▶ **Assigned task**:
Among the entries, how many lines hold the word "this"? Respond with that number only.

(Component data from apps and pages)
+ + + +
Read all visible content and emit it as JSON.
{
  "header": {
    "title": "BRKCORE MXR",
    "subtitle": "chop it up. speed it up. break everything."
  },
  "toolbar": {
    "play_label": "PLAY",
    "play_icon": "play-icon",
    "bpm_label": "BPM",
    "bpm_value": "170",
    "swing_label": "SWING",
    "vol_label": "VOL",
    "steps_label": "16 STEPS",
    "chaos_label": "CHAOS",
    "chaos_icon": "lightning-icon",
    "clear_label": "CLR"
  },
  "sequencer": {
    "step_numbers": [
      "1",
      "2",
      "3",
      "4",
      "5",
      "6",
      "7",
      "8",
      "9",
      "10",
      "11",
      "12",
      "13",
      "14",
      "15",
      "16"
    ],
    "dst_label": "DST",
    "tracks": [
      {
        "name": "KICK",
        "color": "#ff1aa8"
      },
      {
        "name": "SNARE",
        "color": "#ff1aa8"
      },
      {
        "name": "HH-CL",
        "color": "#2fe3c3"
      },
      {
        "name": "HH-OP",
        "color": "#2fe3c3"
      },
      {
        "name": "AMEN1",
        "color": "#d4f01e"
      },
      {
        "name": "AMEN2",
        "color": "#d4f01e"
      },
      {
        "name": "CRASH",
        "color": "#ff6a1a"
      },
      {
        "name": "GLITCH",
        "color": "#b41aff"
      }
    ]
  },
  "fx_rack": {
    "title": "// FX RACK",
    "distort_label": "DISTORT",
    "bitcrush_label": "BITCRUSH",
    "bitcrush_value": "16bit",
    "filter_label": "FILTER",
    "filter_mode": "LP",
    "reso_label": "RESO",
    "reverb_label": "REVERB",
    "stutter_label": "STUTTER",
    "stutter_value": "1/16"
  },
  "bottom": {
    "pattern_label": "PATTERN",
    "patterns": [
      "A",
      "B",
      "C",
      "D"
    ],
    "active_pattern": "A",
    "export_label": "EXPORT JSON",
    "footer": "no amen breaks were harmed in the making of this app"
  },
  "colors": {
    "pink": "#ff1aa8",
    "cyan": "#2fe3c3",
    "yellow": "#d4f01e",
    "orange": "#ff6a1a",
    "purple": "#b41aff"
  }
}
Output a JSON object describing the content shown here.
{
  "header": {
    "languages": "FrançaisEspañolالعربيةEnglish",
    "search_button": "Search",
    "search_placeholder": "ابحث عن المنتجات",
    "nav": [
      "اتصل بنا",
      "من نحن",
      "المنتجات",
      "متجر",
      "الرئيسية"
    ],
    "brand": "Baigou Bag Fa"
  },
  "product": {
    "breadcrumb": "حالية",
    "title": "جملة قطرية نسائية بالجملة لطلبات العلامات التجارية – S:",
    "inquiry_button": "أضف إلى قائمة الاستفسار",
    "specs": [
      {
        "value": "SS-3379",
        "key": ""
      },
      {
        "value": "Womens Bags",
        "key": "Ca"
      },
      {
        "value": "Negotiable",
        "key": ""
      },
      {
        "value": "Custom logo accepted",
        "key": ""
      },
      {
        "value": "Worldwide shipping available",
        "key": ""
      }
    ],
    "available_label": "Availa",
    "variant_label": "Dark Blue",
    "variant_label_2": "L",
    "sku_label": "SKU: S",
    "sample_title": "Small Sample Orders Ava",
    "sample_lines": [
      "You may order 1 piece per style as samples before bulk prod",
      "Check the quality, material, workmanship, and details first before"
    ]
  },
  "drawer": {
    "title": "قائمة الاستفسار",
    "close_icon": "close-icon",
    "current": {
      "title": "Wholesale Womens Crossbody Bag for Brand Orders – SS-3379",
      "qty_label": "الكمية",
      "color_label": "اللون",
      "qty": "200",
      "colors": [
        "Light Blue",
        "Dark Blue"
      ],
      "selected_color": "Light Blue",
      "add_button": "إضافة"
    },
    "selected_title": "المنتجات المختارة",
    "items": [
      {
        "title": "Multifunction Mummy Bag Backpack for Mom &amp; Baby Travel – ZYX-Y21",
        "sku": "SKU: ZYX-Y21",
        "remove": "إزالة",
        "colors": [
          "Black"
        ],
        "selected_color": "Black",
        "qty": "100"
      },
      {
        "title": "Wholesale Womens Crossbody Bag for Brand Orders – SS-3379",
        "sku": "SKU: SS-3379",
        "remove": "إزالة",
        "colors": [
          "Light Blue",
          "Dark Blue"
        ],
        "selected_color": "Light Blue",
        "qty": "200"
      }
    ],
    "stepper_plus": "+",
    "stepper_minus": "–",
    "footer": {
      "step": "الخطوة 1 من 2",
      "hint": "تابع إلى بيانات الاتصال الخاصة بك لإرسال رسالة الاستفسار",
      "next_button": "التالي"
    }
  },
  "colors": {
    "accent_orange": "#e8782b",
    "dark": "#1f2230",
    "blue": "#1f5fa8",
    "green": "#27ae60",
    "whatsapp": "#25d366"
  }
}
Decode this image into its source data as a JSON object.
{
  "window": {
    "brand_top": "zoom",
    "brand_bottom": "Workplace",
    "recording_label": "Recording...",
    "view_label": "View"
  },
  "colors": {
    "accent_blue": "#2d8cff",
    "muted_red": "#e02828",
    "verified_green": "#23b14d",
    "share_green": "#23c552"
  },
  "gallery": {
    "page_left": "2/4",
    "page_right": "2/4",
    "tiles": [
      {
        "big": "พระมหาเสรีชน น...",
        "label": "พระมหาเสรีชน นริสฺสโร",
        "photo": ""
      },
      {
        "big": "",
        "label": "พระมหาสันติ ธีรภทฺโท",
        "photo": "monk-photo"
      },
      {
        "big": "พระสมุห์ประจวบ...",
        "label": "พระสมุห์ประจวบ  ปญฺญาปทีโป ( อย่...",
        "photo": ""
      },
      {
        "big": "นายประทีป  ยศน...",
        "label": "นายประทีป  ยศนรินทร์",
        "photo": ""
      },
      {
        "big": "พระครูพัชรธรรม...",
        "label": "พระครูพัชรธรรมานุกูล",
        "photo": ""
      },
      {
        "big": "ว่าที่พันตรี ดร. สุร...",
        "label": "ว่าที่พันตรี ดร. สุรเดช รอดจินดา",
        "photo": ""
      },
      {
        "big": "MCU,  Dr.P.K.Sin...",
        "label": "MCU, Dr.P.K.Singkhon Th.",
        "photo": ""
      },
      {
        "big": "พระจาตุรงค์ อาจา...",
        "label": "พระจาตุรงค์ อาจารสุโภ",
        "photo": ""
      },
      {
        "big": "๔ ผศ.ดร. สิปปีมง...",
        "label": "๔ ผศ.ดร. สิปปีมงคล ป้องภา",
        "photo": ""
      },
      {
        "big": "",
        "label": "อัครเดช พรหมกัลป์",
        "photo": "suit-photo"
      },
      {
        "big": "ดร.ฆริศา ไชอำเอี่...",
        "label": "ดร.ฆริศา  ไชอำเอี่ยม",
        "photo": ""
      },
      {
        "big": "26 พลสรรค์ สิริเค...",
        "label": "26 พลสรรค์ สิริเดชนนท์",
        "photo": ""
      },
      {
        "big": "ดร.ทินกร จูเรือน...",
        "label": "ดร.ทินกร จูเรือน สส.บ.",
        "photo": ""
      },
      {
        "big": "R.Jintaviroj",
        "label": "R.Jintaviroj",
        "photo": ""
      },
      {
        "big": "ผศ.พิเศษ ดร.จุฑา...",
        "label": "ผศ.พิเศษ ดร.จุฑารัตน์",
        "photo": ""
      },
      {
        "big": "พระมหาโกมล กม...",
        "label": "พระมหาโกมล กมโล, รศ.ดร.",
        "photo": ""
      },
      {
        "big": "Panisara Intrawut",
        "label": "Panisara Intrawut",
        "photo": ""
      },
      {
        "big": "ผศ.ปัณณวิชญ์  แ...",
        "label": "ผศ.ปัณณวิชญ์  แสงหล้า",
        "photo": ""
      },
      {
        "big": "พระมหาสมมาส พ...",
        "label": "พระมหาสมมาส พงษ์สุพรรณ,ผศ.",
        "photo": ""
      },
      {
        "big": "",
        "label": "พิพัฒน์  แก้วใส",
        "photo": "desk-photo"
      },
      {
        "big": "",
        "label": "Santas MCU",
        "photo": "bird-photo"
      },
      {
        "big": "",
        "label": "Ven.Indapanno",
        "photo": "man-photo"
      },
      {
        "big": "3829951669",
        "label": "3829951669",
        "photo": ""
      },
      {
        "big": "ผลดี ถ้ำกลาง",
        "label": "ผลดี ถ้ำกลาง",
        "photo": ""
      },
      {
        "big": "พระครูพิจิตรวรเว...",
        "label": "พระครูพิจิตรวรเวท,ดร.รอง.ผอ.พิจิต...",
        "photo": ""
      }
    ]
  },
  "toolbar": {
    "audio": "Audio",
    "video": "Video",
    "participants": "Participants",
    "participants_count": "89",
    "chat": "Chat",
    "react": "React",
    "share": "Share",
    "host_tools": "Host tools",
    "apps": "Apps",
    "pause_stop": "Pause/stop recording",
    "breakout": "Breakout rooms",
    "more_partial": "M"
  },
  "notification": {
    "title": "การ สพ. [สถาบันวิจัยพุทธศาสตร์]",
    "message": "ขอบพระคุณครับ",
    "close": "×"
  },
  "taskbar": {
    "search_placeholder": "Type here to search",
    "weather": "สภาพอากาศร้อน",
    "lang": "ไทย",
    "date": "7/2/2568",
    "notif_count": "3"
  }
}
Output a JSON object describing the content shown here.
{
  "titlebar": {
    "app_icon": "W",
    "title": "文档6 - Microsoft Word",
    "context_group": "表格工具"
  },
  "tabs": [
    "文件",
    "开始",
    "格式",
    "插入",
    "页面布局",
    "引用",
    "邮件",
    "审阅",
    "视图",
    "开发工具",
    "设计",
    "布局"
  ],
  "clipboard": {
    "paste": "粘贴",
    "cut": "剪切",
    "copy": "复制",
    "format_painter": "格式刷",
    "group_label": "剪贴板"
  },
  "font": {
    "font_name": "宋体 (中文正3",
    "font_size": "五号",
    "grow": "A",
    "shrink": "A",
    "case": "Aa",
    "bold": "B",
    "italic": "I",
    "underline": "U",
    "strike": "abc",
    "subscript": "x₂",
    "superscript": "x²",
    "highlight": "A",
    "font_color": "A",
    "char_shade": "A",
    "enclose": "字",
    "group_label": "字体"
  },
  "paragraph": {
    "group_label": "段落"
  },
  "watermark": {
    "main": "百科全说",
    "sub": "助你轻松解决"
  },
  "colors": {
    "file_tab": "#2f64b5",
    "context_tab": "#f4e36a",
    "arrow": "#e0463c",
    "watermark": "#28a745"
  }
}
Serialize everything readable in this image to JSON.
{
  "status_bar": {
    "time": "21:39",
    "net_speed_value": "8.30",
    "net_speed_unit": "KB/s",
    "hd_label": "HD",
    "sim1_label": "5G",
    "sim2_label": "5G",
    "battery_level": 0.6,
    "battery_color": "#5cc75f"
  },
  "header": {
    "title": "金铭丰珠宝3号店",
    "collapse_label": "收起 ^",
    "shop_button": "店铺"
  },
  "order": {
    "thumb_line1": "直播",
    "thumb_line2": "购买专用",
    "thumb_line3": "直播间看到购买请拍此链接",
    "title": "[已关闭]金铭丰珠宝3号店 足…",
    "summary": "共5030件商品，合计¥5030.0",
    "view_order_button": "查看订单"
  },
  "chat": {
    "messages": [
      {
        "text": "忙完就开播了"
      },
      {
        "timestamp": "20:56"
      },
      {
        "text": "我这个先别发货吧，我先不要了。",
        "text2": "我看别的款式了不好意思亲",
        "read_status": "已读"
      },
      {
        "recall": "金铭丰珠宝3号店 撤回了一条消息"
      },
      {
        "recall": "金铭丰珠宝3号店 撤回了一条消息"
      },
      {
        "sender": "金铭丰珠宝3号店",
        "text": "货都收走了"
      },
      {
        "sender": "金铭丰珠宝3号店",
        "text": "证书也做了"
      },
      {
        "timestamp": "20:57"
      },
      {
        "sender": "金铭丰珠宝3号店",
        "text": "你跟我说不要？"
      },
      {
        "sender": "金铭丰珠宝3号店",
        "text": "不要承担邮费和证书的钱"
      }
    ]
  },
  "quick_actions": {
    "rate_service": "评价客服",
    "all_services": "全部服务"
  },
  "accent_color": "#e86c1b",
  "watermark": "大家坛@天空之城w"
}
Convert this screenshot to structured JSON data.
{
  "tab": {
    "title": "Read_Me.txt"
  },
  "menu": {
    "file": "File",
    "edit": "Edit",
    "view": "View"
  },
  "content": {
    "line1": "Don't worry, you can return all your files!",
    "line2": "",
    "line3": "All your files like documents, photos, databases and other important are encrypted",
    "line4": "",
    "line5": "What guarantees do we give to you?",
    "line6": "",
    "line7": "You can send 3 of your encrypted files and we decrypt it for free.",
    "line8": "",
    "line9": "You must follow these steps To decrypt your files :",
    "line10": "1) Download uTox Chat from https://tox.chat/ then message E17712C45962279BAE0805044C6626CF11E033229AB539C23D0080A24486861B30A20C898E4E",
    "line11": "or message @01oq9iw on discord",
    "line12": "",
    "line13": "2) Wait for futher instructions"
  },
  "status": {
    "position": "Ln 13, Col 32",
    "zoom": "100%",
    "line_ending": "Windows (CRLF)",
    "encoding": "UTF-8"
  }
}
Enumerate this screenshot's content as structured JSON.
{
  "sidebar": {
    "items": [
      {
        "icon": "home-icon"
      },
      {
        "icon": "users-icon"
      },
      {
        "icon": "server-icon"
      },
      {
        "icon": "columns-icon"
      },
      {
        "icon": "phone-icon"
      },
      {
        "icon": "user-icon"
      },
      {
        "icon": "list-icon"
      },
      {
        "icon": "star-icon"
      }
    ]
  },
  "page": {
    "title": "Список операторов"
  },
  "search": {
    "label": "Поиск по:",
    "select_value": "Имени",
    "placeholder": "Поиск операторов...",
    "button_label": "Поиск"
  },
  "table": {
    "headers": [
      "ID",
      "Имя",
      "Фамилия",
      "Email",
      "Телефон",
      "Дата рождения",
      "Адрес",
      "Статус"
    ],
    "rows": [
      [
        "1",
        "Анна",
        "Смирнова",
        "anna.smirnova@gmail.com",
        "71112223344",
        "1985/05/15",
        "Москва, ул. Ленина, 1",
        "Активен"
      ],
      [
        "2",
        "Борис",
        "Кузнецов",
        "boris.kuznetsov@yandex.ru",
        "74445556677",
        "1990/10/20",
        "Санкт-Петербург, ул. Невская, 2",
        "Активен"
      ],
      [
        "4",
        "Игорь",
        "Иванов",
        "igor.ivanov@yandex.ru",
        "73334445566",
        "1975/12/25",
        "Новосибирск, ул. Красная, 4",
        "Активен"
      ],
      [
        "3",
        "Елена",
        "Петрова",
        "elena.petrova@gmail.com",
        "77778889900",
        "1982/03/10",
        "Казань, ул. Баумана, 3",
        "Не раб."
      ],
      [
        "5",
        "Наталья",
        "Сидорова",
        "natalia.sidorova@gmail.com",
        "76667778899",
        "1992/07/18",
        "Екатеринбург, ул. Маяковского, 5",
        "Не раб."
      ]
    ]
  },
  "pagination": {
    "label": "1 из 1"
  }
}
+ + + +
▶ **Response area**:
5